After Supreme Court setbacks, Dems wonder whether Biden White House is capable of urgency moment demands
WASHINGTON (CNN) — Debra Messing was fed up. The former “Will & Grace” star was among dozens of celebrity Democratic supporters and activists who joined a call with White House aides last Monday to discuss the Supreme Court overturning Roe v. Wade.
The mood was fatalistic, according to three people on the call, which was also co-organized by the advocacy group Build Back Better Together.
Messing said she’d gotten Joe Biden elected and wanted to know why she was being asked to do anything at all, yelling that there didn’t even seem a point to voting.
Others wondered why the call was happening.
That afternoon, participants received a follow-up email with a list of basic talking points and suggestions of Biden speech clips to share on TikTok.
The call, three days after the decision eliminating federal abortion rights, encapsulates the overwhelming sense of frustration among Democrats with Biden.
It offers a new window into what many in the President’s party describe as a mismanagement permeating the White House.
Top Democrats complain the President isn’t acting with — or perhaps is even capable of — the urgency the moment demands.
Inside the White House, aides are exhausted from feeling forever on red alert, batting at a swarm of crises that keeps growing — enough for White House press secretary Karine Jean-Pierre to make an offhand joke about the constant “eleventh hour” decision-making in the building when under fire at a recent daily briefing.
The President who campaigned on putting America back together again after four years of deep divisions appears to have stopped trying, supporters say.
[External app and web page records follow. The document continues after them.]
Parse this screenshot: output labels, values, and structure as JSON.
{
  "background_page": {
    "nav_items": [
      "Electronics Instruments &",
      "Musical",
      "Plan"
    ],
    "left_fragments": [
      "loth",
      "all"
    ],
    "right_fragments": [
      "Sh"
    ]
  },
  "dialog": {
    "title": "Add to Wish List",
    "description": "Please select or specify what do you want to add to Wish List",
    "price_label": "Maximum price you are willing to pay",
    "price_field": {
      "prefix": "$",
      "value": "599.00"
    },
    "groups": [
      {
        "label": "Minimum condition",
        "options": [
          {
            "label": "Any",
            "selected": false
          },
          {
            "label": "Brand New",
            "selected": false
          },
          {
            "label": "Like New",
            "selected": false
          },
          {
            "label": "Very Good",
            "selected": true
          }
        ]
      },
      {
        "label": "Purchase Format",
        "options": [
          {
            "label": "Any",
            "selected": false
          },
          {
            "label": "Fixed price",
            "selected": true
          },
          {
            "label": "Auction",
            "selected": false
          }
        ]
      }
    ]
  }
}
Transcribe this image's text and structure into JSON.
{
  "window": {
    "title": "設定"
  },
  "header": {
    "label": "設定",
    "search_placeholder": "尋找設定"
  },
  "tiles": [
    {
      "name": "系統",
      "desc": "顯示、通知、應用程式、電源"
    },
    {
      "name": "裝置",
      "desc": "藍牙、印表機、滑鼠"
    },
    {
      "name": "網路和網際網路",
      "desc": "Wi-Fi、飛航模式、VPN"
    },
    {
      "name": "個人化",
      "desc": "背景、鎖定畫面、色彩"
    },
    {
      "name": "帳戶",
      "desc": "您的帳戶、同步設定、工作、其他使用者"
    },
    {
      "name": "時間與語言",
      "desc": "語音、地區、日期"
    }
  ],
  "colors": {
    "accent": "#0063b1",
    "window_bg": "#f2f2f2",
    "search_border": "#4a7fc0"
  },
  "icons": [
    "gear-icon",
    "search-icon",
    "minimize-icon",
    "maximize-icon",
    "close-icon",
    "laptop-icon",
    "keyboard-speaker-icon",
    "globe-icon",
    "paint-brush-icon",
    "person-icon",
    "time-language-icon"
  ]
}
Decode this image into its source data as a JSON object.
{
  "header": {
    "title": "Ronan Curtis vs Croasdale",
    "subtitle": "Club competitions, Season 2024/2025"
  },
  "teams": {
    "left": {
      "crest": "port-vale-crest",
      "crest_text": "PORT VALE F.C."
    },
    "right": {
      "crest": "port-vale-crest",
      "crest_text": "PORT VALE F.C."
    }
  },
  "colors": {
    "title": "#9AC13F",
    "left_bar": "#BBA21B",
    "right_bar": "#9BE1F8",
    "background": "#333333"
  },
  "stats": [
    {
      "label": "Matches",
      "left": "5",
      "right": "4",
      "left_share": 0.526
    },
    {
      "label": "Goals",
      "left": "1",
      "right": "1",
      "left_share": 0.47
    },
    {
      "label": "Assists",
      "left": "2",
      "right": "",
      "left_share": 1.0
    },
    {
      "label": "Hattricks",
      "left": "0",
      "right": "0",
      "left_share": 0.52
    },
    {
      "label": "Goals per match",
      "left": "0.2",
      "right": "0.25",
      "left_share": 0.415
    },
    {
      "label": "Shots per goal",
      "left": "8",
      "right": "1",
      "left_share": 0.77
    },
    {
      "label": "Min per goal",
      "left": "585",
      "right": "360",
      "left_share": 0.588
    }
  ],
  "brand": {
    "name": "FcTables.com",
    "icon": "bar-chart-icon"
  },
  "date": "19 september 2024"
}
“There’s no fight,” another Democratic member told CNN. “People understand that a lot of this is out of his hands — but what you want to see is the President out there swinging.”